Schoolgirl, 10, attacked for looking like a boy
A 10-year-old Central Otago girl was punched and taunted for looking like a boy by high school girls who then posted a video of the attack online.
The victim was walking to her mother's work after school on Tuesday when the attacked happened.
Her mother said her daughter had caught the bus from her primary school and got off at the college to wait for her sisters who had netball training. The three were meant to walk together, but she decided to leave early.
"The group of girls were all walking in front of her at first, then they doubled back and came up behind her. They followed her, were taunting her and came up to her. (My daughter) stood her ground but (the attacker) hit her, and hit her again."
An associate of the offender filmed the attack on a cellphone, later posting it on social media.
In the video, prior to the first punch, a girl calls out: "Are you a boy or a girl?" the victim responds: "Does it really matter?" "Yeah it does", a girl says before the victim replies: "No, it doesn't" then she is punched.
The victim was a girl but looked like a boy, her mother said.
"She wants to be a boy. If anyone calls her a boy it isn't a problem for her. She hasn't worn a dress since she was two-years-old.
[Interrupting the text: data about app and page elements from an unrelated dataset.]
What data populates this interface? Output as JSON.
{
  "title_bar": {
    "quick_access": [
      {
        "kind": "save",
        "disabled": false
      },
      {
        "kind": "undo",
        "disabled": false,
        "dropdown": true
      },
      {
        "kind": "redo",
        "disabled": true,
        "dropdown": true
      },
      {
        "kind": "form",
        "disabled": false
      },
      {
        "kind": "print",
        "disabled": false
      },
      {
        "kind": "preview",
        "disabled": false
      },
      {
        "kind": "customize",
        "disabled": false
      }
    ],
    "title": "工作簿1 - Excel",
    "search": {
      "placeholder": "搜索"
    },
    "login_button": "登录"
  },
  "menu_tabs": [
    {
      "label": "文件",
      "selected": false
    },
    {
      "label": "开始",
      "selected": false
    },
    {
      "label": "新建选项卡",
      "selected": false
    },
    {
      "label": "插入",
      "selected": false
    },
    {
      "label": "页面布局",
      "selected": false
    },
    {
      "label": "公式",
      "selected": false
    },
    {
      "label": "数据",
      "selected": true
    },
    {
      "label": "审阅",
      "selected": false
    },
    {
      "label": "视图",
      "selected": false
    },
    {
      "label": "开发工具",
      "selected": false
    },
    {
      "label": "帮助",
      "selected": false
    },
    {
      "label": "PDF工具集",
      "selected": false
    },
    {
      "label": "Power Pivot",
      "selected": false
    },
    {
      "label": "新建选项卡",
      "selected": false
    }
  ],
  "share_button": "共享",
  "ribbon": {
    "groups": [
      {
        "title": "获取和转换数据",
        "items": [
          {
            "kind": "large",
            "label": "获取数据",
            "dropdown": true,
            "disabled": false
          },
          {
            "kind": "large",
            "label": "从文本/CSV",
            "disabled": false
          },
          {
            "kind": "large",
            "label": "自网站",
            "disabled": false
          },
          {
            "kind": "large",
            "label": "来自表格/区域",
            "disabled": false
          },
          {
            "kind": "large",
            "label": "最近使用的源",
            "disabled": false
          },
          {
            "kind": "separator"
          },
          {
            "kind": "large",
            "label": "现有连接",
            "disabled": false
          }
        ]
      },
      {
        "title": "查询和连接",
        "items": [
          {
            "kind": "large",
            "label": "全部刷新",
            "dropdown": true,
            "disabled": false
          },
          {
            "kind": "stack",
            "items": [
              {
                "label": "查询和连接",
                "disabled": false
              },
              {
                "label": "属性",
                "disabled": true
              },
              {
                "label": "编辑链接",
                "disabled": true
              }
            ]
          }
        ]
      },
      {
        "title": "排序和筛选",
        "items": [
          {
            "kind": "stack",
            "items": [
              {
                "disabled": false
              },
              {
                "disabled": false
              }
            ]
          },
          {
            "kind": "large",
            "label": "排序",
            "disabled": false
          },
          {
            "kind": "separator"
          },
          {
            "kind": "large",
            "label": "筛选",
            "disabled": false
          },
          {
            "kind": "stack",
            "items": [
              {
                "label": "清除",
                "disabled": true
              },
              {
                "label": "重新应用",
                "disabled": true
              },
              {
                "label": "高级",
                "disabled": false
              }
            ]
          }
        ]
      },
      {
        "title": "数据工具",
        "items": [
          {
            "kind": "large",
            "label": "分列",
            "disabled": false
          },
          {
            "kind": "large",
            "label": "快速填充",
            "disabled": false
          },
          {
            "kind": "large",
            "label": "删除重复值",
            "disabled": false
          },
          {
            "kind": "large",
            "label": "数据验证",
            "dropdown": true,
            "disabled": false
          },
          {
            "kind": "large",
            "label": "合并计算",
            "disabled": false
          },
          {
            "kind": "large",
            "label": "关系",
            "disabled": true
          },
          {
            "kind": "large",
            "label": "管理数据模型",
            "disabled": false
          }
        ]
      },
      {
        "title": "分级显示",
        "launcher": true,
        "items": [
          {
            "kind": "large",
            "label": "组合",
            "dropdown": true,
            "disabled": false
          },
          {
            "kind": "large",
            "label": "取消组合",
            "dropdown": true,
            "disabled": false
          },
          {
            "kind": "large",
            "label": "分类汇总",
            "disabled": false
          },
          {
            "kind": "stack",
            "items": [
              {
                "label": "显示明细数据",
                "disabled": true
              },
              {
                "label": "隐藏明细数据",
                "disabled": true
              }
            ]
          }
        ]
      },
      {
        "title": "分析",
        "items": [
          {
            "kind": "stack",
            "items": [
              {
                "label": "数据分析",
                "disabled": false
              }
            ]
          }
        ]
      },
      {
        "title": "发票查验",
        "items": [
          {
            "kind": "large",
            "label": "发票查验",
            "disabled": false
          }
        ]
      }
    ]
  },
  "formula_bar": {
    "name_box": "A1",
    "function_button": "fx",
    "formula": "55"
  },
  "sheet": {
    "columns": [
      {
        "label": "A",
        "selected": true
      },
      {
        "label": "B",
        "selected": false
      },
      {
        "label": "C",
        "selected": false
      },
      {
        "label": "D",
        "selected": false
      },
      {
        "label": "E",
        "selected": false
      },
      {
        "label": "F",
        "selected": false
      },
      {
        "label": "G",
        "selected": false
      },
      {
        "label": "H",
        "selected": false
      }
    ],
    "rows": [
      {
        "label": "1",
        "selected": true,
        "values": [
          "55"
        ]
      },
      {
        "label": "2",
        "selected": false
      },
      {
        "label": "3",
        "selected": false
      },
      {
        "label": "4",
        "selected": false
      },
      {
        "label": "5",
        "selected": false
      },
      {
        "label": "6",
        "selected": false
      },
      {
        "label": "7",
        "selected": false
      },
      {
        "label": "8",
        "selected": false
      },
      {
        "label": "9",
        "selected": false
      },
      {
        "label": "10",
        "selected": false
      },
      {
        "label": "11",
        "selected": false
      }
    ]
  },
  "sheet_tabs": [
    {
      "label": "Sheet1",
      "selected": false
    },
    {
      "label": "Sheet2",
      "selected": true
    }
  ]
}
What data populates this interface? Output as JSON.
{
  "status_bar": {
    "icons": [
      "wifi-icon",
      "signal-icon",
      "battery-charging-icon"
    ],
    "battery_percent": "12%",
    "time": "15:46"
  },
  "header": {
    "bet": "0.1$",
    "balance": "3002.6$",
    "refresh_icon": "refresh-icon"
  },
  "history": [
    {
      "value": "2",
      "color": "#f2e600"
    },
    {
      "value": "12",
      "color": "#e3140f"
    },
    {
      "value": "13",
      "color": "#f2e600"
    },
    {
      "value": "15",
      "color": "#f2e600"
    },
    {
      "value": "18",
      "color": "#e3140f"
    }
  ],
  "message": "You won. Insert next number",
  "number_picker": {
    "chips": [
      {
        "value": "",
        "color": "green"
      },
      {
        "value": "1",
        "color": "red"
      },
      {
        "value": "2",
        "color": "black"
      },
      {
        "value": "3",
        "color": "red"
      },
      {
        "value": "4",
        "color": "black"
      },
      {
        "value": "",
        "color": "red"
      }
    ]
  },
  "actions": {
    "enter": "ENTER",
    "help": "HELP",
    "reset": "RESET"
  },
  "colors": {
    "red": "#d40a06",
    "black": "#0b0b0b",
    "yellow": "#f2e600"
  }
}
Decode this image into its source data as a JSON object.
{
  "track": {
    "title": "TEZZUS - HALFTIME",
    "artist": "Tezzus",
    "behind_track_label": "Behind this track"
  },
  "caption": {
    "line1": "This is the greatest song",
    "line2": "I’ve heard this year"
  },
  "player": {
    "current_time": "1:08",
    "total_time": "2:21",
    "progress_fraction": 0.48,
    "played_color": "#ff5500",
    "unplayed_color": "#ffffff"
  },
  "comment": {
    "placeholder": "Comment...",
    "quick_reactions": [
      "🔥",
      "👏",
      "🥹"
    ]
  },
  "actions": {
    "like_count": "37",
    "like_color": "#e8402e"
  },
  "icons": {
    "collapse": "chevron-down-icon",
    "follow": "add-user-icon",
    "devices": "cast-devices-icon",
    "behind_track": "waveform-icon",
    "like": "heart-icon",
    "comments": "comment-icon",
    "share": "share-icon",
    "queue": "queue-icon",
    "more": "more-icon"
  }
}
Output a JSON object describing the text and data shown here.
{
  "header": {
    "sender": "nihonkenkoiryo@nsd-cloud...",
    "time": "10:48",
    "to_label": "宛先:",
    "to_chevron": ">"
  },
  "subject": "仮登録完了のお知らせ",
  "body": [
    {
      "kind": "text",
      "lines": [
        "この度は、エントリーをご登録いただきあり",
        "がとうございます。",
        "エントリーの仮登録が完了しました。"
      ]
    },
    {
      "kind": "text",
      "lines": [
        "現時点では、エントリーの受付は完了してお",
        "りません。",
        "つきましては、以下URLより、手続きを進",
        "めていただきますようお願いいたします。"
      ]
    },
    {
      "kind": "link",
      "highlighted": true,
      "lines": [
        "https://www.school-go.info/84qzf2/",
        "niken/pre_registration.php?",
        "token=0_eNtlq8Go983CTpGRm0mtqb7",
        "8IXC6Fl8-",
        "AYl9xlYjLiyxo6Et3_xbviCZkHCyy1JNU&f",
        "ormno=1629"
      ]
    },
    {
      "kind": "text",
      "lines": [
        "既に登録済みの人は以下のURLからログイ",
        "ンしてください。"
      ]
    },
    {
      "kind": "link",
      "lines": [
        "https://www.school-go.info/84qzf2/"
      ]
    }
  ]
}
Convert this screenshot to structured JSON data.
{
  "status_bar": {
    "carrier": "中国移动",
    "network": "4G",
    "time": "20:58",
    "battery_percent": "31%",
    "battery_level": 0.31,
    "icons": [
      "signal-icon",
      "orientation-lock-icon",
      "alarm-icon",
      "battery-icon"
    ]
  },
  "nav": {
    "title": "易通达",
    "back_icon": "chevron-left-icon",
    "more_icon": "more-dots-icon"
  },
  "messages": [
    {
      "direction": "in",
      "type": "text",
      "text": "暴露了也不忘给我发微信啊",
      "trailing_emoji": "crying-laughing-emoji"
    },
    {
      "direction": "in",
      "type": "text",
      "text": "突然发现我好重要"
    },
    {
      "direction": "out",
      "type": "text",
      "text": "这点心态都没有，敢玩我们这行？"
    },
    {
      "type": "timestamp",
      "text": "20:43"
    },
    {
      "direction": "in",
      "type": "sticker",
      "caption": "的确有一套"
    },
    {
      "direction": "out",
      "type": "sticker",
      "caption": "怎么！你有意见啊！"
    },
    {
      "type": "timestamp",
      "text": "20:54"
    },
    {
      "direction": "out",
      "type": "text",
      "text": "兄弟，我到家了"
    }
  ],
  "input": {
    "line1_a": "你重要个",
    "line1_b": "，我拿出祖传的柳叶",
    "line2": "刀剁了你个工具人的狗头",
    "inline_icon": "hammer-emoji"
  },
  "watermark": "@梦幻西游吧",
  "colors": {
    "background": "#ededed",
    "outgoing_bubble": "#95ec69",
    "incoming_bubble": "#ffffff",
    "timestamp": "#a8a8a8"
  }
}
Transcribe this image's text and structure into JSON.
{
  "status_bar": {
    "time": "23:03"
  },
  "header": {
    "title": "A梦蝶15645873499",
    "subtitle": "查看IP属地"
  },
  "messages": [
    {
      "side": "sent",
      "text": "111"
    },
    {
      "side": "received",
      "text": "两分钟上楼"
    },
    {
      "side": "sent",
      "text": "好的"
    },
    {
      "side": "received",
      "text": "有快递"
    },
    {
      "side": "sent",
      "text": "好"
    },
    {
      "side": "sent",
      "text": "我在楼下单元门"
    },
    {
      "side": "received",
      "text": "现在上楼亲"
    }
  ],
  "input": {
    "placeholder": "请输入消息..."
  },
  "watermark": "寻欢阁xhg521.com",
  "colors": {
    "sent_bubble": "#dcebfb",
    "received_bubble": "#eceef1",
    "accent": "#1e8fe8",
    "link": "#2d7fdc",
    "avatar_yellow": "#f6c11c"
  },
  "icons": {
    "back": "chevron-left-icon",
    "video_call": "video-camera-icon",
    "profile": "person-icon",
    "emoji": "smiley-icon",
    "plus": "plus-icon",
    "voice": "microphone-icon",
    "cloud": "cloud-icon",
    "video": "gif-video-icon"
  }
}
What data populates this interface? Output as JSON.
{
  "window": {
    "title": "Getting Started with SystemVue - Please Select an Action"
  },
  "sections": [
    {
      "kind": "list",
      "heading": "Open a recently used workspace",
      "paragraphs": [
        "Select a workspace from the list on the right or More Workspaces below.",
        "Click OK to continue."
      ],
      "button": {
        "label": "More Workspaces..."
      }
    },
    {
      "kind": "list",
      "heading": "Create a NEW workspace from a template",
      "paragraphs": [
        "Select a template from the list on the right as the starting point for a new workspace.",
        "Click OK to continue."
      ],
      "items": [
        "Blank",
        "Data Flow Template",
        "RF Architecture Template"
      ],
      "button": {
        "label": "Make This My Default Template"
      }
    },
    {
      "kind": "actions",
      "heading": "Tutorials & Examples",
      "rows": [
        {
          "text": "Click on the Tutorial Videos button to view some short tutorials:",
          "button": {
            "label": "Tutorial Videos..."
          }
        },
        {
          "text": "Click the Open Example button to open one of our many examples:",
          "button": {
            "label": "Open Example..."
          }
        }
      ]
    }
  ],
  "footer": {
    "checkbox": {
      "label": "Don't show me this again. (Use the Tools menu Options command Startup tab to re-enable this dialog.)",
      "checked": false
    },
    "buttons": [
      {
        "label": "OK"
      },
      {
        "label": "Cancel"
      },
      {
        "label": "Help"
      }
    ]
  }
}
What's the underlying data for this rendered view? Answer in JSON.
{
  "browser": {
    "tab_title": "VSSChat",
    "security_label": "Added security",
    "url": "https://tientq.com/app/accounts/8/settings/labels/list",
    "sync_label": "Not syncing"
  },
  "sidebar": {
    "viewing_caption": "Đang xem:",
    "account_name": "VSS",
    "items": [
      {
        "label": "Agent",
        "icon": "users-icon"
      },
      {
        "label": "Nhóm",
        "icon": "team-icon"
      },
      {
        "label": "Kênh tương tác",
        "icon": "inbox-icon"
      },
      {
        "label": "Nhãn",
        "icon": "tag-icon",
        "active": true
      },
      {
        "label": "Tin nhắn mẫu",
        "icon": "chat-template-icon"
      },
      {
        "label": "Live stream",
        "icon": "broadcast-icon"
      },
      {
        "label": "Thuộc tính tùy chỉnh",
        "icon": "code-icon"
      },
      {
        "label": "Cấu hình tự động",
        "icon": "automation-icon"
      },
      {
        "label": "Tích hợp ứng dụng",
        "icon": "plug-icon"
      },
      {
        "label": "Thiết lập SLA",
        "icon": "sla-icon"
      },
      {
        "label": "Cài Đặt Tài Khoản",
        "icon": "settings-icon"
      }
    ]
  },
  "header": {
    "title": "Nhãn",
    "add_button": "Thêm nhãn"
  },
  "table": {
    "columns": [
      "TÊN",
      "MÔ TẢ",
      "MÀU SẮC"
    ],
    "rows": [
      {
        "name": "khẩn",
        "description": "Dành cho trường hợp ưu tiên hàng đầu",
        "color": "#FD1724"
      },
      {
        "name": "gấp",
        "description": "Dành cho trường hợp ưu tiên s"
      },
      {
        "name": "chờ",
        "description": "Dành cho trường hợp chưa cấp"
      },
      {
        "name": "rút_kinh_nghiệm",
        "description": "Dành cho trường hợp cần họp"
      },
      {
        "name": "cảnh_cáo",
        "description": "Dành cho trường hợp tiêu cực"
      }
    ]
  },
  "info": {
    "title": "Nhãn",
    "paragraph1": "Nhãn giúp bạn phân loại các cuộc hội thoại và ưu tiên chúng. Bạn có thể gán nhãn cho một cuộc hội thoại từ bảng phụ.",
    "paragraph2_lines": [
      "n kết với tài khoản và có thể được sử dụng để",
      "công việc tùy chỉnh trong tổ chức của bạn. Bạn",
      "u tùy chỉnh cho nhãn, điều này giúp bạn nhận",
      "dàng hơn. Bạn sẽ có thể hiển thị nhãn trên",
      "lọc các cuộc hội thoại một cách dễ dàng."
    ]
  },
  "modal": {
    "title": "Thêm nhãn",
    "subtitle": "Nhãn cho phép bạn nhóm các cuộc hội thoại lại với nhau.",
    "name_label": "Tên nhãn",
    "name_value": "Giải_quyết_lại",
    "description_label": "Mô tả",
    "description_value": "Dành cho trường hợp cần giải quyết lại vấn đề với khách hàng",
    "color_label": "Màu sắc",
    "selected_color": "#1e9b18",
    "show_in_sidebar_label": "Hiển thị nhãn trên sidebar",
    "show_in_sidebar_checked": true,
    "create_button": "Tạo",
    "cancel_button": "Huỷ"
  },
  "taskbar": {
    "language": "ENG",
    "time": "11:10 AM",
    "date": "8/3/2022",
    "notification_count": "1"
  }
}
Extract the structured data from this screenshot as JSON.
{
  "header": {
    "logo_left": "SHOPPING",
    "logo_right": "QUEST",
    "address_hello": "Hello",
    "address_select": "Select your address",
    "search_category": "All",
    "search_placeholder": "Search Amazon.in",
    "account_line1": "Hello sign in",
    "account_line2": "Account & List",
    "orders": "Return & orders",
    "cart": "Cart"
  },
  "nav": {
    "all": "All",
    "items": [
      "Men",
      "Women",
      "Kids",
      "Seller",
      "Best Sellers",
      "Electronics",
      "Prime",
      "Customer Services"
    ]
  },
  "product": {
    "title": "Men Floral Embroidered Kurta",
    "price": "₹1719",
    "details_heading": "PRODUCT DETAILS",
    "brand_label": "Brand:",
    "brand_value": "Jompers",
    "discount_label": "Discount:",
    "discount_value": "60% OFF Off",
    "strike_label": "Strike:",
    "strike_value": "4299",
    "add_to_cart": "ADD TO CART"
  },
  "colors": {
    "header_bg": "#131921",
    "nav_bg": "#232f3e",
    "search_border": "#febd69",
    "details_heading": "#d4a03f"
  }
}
We have come to grips with it and that is how we have raised her....But these older kids are so nasty...calling her a "he/she or an it"."
A man on a bike who witnessed the attack came to her aid and he picked her up and walked her back to the college to her sisters, she said.
The mother took her to the police station and when they came out the girls were waiting outside.
"They were laughing . . . I turned around and said, 'You think you are tough beating up a 10-year-old?' (The attacker) said, 'Yes, I do and I would do it again'."
The girls called the mother "a n...er and a slut", she said.
The family did not realise a video of the attack had been posted on social media until later the night.
"I felt sick to my stomach seeing it. She holds her own, but there is no way she could stick up for herself. She has a sore head and is also terrified to go to school."
Her daughter found it hard adjusting to school and she feared the attack would set her back.
"It was only term two I was able to drop her to school and leave without her crying and the teachers having to take her away. I am so scared this is going to set her back. She is adamant she is not going next year...Her primary school teachers, student and parents are so accepting but I am getting worried she is going to start questioning herself because of these close-minded people. Some people can't get past the fact some people are not in their right bodies."
Sergeant Bruce Terry said police had received the video and were investigating the incident.
"Police have spoken to a number of witnesses and, along with other agencies, are working with the families of those involved. While this is an ongoing investigation, and in order to protect the identities of the young people involved, it is not appropriate to comment further."
"It is disappointing that a video of this nature is being shared through social media and police are working to have the footage removed. We ask members of the public to consider the individuals' privacy and not to share the post or posts of this nature further, which may cause further harm to the victims."
The principal of the girls accused of the attack was aware of the video and said the school was "very concerned".
"I have been in contact with the local police and the matter is being followed up by them.
"I understand that the assault happened after school, off school grounds between a student who attends our school and a student from a local primary school.
"Because of this it is a matter for the police to investigate and take action on."
School staff had also been made aware of the video and were monitoring students to ensure they were supported and kept safe, the principal said.
The principal had checked with New Zealand Schools Trustees Association on what disciplinary action the school could take and he was informed that they had no ability to use their school's discipline procedures because the incident happened after school hours and off school grounds, he said.
"I have had this confirmed by the Ministry of Education Dunedin Office."
Netsafe's chief executive officer Martin Cocker said the act of posting a video of an attack online should be viewed as a separate attempt to harm the victim.
"You need to think about the posting and the physical assault as two separate attempts to harm the person. Posting the video is a different sort of harm because you are continuing to tell the victim they are hopeless, de-powered and continue to be vulnerable to this other group."
The fact digital content could be harmful was recognised in New Zealand law, he said.
"Parents and educators are required to constantly reinforce to young people that this kind of thing is more than unacceptable, it is unlawful."